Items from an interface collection
*** Begin section ***
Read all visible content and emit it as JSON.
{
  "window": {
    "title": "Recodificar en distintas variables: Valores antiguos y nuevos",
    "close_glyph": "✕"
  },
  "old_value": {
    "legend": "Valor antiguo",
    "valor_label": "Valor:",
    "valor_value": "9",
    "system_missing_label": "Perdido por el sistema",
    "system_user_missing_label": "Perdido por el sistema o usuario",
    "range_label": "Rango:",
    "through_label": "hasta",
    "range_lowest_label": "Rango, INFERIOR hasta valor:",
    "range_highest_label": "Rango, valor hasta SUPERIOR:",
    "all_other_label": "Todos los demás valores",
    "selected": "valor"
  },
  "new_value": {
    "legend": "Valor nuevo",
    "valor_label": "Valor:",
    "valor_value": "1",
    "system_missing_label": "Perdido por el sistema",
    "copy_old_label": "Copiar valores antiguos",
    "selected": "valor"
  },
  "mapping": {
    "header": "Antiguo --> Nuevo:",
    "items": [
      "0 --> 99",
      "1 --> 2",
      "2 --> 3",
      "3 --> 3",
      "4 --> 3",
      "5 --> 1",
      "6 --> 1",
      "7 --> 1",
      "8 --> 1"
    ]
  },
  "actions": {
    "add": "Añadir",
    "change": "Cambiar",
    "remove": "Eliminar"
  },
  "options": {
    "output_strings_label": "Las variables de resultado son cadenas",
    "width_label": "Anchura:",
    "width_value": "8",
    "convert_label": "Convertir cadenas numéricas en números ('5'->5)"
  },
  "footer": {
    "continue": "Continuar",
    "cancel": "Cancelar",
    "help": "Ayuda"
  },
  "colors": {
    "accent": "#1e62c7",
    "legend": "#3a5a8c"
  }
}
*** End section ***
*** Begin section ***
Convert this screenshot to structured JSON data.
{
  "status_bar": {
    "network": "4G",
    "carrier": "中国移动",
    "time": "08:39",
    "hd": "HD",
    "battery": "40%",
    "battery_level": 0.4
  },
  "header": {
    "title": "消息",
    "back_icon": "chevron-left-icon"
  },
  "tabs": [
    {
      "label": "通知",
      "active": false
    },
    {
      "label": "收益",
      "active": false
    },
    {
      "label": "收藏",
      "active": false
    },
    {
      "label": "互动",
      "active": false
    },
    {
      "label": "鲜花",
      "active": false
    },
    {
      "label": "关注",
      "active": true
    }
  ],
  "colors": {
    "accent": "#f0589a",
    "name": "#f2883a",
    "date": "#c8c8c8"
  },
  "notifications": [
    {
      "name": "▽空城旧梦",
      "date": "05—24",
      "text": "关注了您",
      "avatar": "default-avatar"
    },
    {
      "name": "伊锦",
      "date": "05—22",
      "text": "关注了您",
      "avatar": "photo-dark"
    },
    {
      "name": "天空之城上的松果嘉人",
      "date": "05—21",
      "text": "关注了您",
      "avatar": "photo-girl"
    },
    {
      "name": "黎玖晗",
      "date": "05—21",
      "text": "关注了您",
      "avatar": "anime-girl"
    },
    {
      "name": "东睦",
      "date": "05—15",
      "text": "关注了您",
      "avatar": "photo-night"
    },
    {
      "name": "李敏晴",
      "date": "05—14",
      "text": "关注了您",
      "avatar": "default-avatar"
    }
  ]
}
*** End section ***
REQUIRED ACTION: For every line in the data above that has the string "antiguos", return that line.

RESULT OF THIS TASK:
    "title": "Recodificar en distintas variables: Valores antiguos y nuevos",
    "copy_old_label": "Copiar valores antiguos",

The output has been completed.